[Note: Pharmaceuticals are cheaper in Canada, but the problem is the same.]
The Chronicle Herald (Nova Scotia)
Herald Opinion, October 16, 2015
by DR. DAN BOUDREAU
Last week, a male patient came in to the ER with an eye infection. He wasn’t going to get paid until the following week and told me he could not afford the antibiotics I prescribed.
I advised him that if he did not start taking the medications, he could have his vision permanently affected and the infection could spread elsewhere and even into his brain. He replied that he really had no choice; he had no money at all. The ER staff pitched in to pay for his prescription out of pocket.

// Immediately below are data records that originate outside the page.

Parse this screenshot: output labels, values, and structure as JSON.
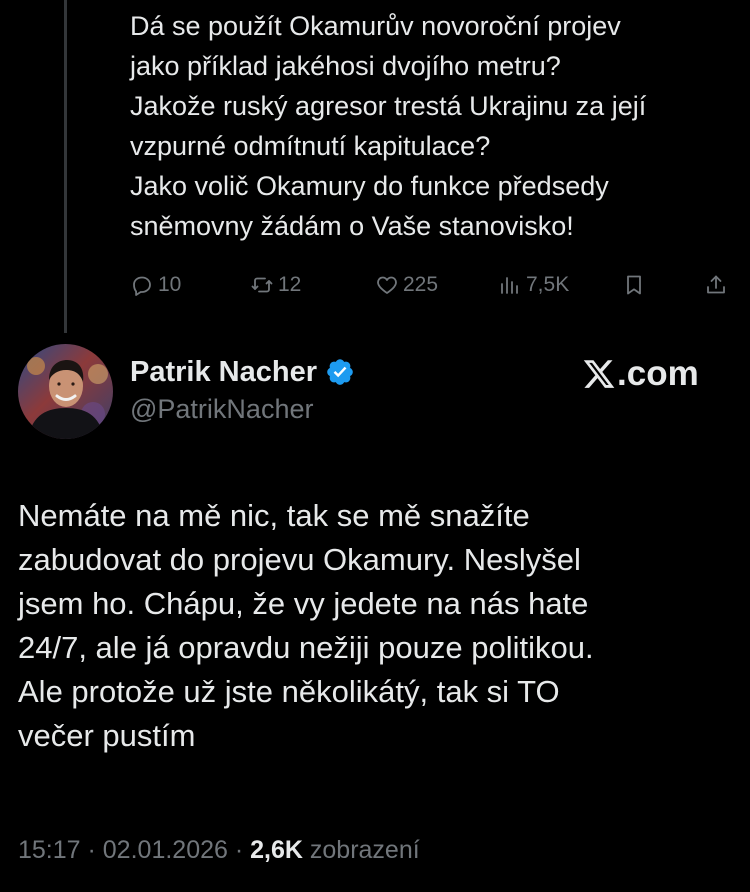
{
  "previous_tweet": {
    "lines": [
      "Dá se použít Okamurův novoroční projev",
      "jako příklad jakéhosi dvojího metru?",
      "Jakože ruský agresor trestá Ukrajinu za její",
      "vzpurné odmítnutí kapitulace?",
      "Jako volič Okamury do funkce předsedy",
      "sněmovny žádám o Vaše stanovisko!"
    ],
    "actions": {
      "replies": "10",
      "reposts": "12",
      "likes": "225",
      "views": "7,5K"
    }
  },
  "author": {
    "display_name": "Patrik Nacher",
    "handle": "@PatrikNacher",
    "verified": true
  },
  "watermark": {
    "text": ".com"
  },
  "tweet": {
    "lines": [
      "Nemáte na mě nic, tak se mě snažíte",
      "zabudovat do projevu Okamury. Neslyšel",
      "jsem ho. Chápu, že vy jedete na nás hate",
      "24/7, ale já opravdu nežiji pouze politikou.",
      "Ale protože už jste několikátý, tak si TO",
      "večer pustím"
    ],
    "time": "15:17",
    "separator": " · ",
    "date": "02.01.2026",
    "views_count": "2,6K",
    "views_label": " zobrazení"
  },
  "colors": {
    "background": "#000000",
    "text": "#e7e9ea",
    "muted": "#71767b",
    "verified_badge": "#1d9bf0",
    "thread_line": "#333639"
  }
}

Every day, I see patients who are non-compliant; that is, patients who are not taking their medication properly. Often, this is for financial reasons. Either patients cannot afford the prescriptions in the first place, or take prescriptions improperly, such as cutting pills or skipping doses, and thus rendering the treatment ineffective.